A 76-year-old man whose canalside cottage stands in the way of the multi-million pound regeneration of Birmingham Eastside has been served with a compulsory purchase order by the city council.
Fred Grove says he is determined to fight the order at a public inquiry in an attempt to win the right to stay at the house in Digbeth, where he has lived for 41 years.
Mr Grove said he was shocked to be handed the CPO, less than a month after the council claimed it was close to reaching an agreement with him.
"I finally realised that they are determined to push me out. Well, I am just one man but I am not going to let them take my home without a fight.
"I am a thorn in the side of the council," Mr Grove added.
The council insists it wants Mr Grove out of the house for his own good.
Ken Hardeman, cabinet member for regeneration, said the house at Belmont Row would be "in the middle of a building site" when work began on the next phase of Eastside. It would not be safe for Mr Grove to remain while contractors' vehicles used the site.
Coun Hardeman (Con Brandwood) said there were no plans to demolish the house. The future of the property would not be determined until the planning permission s tage of the Eastside development.
Prospective Eastside developers were given a brief-ing yesterday by the council about possible uses for land to the east of Millennium Point, including the site occupied by Mr Grove's cottage.
Mr Grove believes the council's claim about the danger of living in a development site is merely a smokescreen.

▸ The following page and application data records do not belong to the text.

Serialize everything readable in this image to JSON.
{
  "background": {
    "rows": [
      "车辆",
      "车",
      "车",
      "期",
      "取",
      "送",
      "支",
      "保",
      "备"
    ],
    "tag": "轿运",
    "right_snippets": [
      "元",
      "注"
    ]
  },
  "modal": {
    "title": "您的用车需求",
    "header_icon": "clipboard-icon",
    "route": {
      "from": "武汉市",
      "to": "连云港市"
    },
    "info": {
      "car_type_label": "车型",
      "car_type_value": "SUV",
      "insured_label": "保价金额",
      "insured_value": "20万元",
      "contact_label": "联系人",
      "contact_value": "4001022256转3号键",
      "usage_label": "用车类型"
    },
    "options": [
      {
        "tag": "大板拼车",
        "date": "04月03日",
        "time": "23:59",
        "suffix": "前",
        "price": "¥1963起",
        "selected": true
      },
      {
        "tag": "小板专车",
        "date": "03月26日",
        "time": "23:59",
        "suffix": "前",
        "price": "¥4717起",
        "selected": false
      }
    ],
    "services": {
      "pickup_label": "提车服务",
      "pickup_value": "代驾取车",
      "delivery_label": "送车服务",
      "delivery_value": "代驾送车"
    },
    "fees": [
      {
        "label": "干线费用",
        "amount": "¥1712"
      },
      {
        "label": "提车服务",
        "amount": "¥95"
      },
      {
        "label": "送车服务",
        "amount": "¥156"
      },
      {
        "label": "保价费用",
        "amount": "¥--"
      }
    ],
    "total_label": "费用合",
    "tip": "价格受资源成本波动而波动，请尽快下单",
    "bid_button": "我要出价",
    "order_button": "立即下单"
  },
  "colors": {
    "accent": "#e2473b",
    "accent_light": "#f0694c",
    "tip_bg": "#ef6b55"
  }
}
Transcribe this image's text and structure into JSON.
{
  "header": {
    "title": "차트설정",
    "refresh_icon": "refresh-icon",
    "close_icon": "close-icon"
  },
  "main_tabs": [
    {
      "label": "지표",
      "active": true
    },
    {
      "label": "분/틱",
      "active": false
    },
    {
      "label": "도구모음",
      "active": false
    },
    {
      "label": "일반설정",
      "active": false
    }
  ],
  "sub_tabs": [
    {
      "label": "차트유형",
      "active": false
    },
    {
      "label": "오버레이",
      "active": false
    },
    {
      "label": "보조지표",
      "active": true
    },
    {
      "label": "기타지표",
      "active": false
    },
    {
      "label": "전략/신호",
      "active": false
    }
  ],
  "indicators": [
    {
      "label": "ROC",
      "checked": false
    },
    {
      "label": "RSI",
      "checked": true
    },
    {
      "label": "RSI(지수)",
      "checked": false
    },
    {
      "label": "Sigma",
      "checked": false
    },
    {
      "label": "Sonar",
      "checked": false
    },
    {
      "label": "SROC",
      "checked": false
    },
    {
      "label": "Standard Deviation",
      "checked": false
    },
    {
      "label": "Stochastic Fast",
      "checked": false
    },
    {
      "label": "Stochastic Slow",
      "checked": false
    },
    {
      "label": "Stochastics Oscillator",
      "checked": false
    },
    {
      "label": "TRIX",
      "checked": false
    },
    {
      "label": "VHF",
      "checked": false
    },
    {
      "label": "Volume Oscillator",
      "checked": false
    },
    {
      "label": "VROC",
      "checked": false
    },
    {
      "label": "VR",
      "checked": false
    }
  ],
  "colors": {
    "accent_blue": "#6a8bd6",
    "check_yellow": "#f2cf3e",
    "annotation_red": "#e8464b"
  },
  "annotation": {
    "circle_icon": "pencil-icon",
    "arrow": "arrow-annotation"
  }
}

"Once the property is empty and they board it up, it will decay and be vandalised. Then the council will demolish it and clear the site," he said.
He said the council had promised him the market value for the property, but had not mentioned a figure.
Mr Grove met council representatives last week.
He said: "They stated quite clearly that there was no room for negotiation. As far as they were concerned there was no alternative, I would have to go.
"While they confirmed that there were no specific plans for my house they claimed that for me not to leave would jeopardise the whole development - though they could not, of course, say why or how."
Coun Hardeman said he wanted to offer a suitable compensation package but had been prevented from doing so because Mr Grove had failed to respond to letters from the council.
An alternative proposal, moving Mr Grove to temporary accommodation while work took place and then allowing him to return, was still under consideration, Coun Hardeman added.
He said: "There is a degree of urgency about this now and we do want to deal compassionately with Mr Grove.
"I have been, and remain, very concerned about Mr Grove and I will endeavour to try to resolve this issue in a way that will be advantageous to him."
A public inquiry which will consider objections to the Eastside development is expected to get underway later this year and could ultimately decide the fate of Mr Grove's house.